**WHAT TO WORK ON**
Go through the lines below and repeat each one exactly, skipping pictures.

== SOURCE DATA

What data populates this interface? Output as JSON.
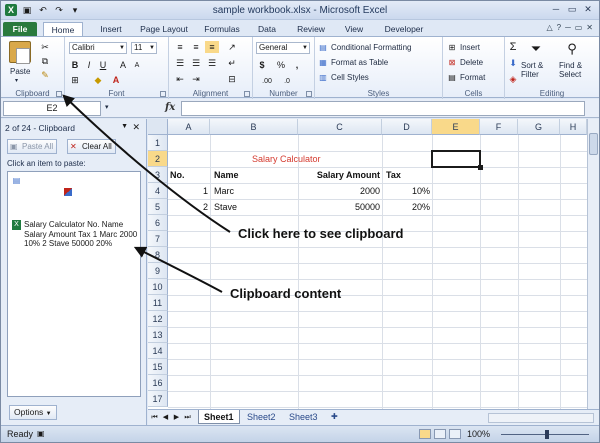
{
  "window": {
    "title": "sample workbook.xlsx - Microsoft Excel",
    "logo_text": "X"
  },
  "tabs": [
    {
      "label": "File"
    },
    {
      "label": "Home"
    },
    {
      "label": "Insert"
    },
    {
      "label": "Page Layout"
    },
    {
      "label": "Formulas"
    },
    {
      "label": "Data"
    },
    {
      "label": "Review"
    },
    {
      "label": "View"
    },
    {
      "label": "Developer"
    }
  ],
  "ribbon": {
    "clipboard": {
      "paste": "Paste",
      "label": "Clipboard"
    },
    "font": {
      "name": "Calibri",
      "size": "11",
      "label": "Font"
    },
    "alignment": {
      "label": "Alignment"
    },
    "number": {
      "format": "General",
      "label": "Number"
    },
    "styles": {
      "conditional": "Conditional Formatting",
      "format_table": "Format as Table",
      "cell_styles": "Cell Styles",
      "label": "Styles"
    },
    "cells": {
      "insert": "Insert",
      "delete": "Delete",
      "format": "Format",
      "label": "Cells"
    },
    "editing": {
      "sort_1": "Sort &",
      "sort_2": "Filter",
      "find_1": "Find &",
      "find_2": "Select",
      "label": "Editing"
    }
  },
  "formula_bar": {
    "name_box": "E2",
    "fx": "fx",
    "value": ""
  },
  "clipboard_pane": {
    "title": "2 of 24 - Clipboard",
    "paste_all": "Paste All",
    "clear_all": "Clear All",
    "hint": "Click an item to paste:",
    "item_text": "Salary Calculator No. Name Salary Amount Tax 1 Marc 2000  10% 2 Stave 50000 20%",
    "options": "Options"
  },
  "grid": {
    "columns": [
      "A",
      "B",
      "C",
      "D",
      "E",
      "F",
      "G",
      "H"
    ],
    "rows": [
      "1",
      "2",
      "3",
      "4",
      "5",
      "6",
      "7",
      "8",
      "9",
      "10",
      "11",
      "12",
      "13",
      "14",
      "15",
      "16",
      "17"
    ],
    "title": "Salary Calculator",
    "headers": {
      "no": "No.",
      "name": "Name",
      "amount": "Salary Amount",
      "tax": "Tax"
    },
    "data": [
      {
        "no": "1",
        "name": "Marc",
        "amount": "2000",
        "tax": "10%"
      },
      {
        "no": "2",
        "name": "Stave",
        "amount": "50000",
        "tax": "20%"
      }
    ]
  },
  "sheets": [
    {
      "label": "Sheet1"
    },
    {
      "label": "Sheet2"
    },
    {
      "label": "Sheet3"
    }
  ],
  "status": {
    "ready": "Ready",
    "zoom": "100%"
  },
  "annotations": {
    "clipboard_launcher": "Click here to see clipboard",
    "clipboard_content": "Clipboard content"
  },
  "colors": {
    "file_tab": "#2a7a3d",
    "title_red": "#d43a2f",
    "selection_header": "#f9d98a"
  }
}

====

**SOLUTION FOR THIS PROBLEM**
What data populates this interface? Output as JSON.
{
  "window": {
    "title": "sample workbook.xlsx - Microsoft Excel",
    "logo_text": "X"
  },
  "tabs": [
    {
      "label": "File"
    },
    {
      "label": "Home"
    },
    {
      "label": "Insert"
    },
    {
      "label": "Page Layout"
    },
    {
      "label": "Formulas"
    },
    {
      "label": "Data"
    },
    {
      "label": "Review"
    },
    {
      "label": "View"
    },
    {
      "label": "Developer"
    }
  ],
  "ribbon": {
    "clipboard": {
      "paste": "Paste",
      "label": "Clipboard"
    },
    "font": {
      "name": "Calibri",
      "size": "11",
      "label": "Font"
    },
    "alignment": {
      "label": "Alignment"
    },
    "number": {
      "format": "General",
      "label": "Number"
    },
    "styles": {
      "conditional": "Conditional Formatting",
      "format_table": "Format as Table",
      "cell_styles": "Cell Styles",
      "label": "Styles"
    },
    "cells": {
      "insert": "Insert",
      "delete": "Delete",
      "format": "Format",
      "label": "Cells"
    },
    "editing": {
      "sort_1": "Sort &",
      "sort_2": "Filter",
      "find_1": "Find &",
      "find_2": "Select",
      "label": "Editing"
    }
  },
  "formula_bar": {
    "name_box": "E2",
    "fx": "fx",
    "value": ""
  },
  "clipboard_pane": {
    "title": "2 of 24 - Clipboard",
    "paste_all": "Paste All",
    "clear_all": "Clear All",
    "hint": "Click an item to paste:",
    "item_text": "Salary Calculator No. Name Salary Amount Tax 1 Marc 2000  10% 2 Stave 50000 20%",
    "options": "Options"
  },
  "grid": {
    "columns": [
      "A",
      "B",
      "C",
      "D",
      "E",
      "F",
      "G",
      "H"
    ],
    "rows": [
      "1",
      "2",
      "3",
      "4",
      "5",
      "6",
      "7",
      "8",
      "9",
      "10",
      "11",
      "12",
      "13",
      "14",
      "15",
      "16",
      "17"
    ],
    "title": "Salary Calculator",
    "headers": {
      "no": "No.",
      "name": "Name",
      "amount": "Salary Amount",
      "tax": "Tax"
    },
    "data": [
      {
        "no": "1",
        "name": "Marc",
        "amount": "2000",
        "tax": "10%"
      },
      {
        "no": "2",
        "name": "Stave",
        "amount": "50000",
        "tax": "20%"
      }
    ]
  },
  "sheets": [
    {
      "label": "Sheet1"
    },
    {
      "label": "Sheet2"
    },
    {
      "label": "Sheet3"
    }
  ],
  "status": {
    "ready": "Ready",
    "zoom": "100%"
  },
  "annotations": {
    "clipboard_launcher": "Click here to see clipboard",
    "clipboard_content": "Clipboard content"
  },
  "colors": {
    "file_tab": "#2a7a3d",
    "title_red": "#d43a2f",
    "selection_header": "#f9d98a"
  }
}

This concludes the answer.